Mobile analytics offer a new way of looking at how customers interact with your products and brand. You may gain a deeper understanding of visitor habits that help you grow your business, so ensure that you isolate mobile visits on your analytics to see whether new patterns emerge.
6. Mobile opens new doorways
After joining the mobile evolution, you may find that new marketing options are available to you.
Among the activities that organizations consider after clearing the first mobile hurdle are segmenting email to mobile and nonmobile campaigns; using quick response (QR) codes within advertising campaigns, packaging, or at tradeshows; and delivering new information services to customers via SMS (text messaging).

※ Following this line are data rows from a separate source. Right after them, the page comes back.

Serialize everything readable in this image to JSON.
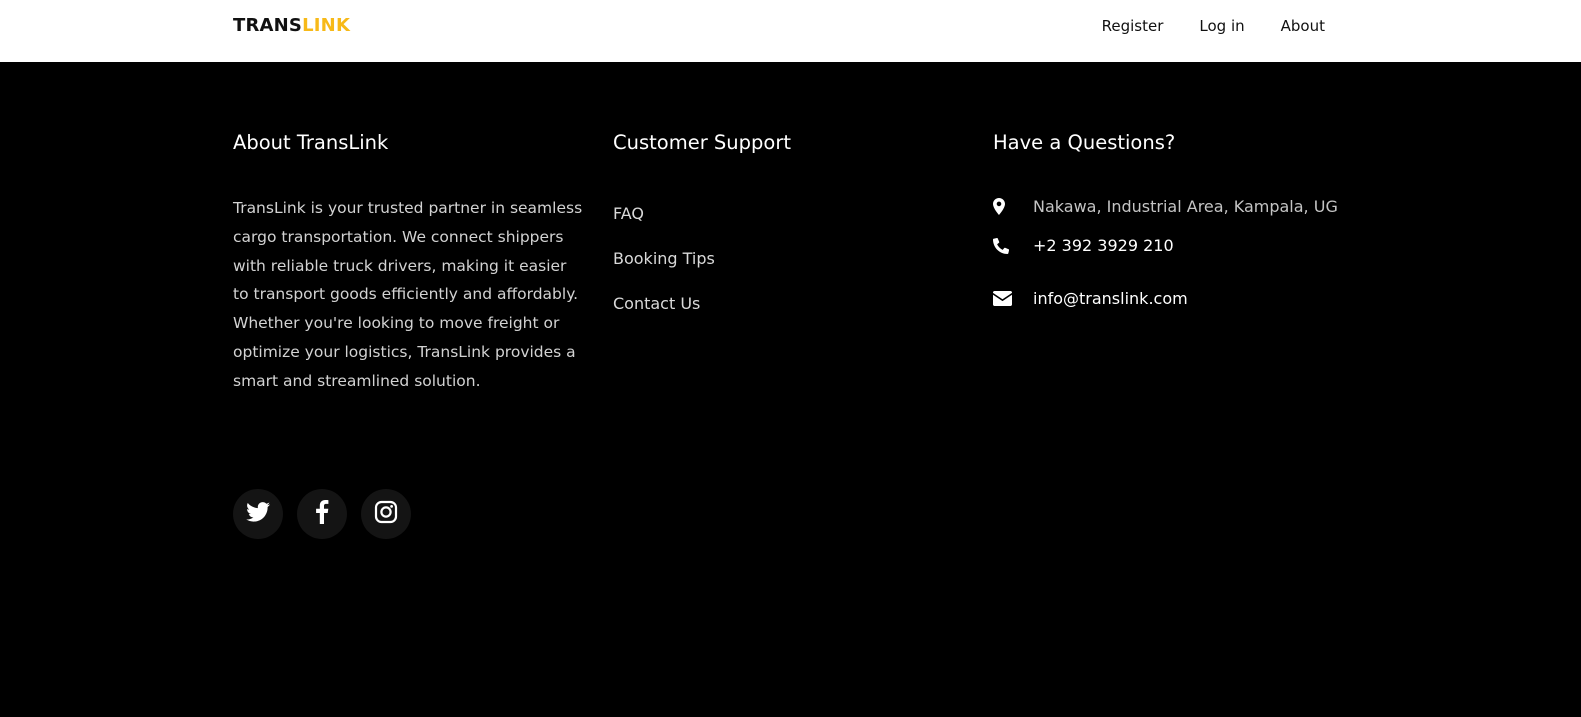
{
  "brand": {
    "part1": "TRANS",
    "part2": "LINK",
    "accent_color": "#f7b918"
  },
  "nav": {
    "links": [
      "Register",
      "Log in",
      "About"
    ]
  },
  "about": {
    "title": "About TransLink",
    "text": "TransLink is your trusted partner in seamless cargo transportation. We connect shippers with reliable truck drivers, making it easier to transport goods efficiently and affordably. Whether you're looking to move freight or optimize your logistics, TransLink provides a smart and streamlined solution.",
    "social_icons": [
      "twitter-icon",
      "facebook-icon",
      "instagram-icon"
    ]
  },
  "support": {
    "title": "Customer Support",
    "links": [
      "FAQ",
      "Booking Tips",
      "Contact Us"
    ]
  },
  "contact": {
    "title": "Have a Questions?",
    "address": "Nakawa, Industrial Area, Kampala, UG",
    "phone": "+2 392 3929 210",
    "email": "info@translink.com",
    "icons": [
      "map-marker-icon",
      "phone-icon",
      "envelope-icon"
    ]
  }
}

Mobile marketing can open up new doorways for "out of the box" thinking that enable your business to better apply "traditional" Web services and offerings.
7. Outbound opportunities also abound!
Mobile advertising, such as display ads, can build brand exposure and heighten awareness. Display advertising is easy to buy and relatively inexpensive, so keep an eye on mobile advertising trends to see whether an opportunity is right for you. As with all advertising, ensure that you receive campaign analytics validation and make sure your ads are as targeted as possible.
Without a doubt, the mobile segment is one of the largest and fastest-growing segments of online growth; better yet, it is being fueled by consumer and business demand. As Carolina Milanesi of Gartner notes, "the ubiquity of smartphones and the increasing popularity of tablets are changing the way businesses look at their device strategies and the way consumers embrace devices." (Mobile World Live).
Given the market forecasts and trends, "the shift" to mobile seems like a logical choice for marketers to focus on when building and expanding the marketing culture within your organization.
Consider a mobile strategy when looking for opportunities to extend your online marketing efforts and when looking for ways to make your products accessible to all markets.
Figure 1. Mobile Marketing Association Reader Poll: